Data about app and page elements
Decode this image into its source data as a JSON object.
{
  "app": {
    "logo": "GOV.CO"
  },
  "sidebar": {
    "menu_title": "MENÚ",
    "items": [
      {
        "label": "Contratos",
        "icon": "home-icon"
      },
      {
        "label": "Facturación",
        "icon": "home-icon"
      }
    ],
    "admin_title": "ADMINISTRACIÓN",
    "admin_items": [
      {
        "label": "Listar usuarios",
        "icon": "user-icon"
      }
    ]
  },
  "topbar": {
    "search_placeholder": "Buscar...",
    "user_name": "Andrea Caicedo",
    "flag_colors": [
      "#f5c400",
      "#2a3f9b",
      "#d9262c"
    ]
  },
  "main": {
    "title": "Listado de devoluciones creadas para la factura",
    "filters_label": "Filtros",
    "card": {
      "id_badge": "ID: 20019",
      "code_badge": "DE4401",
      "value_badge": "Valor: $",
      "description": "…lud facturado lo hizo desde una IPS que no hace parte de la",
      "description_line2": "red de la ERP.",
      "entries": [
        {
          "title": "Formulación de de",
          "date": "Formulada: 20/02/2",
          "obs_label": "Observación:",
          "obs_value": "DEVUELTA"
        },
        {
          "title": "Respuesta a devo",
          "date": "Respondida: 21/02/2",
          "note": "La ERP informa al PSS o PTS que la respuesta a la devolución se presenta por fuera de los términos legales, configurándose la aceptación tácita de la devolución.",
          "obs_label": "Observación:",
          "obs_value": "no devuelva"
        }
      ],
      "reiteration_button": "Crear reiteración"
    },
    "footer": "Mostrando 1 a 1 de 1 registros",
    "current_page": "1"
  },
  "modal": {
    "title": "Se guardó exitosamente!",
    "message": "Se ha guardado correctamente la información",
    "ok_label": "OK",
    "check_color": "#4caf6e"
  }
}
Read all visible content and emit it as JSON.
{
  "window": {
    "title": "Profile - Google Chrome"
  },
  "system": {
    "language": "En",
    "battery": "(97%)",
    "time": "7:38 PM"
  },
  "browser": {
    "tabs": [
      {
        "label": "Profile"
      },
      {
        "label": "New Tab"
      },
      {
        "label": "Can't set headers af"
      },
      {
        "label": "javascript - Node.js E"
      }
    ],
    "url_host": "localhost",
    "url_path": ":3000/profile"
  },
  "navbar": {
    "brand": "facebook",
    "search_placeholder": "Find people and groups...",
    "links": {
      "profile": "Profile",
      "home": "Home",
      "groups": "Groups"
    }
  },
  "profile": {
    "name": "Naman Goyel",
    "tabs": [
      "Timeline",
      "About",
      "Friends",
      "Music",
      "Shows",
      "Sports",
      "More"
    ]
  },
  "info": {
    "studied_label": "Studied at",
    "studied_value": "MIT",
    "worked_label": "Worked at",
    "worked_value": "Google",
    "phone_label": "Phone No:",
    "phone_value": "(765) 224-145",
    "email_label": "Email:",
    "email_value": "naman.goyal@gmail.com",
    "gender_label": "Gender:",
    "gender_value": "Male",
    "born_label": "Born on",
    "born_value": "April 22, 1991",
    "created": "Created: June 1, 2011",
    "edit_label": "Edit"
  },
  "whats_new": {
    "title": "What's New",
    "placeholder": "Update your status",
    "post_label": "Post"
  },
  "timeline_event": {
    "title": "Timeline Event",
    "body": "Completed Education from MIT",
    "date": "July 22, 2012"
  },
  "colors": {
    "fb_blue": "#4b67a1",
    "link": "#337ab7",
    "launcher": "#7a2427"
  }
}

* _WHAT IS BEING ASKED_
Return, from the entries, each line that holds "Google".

* _RESULT OF THIS TASK_
    "title": "Profile - Google Chrome"
    "worked_value": "Google",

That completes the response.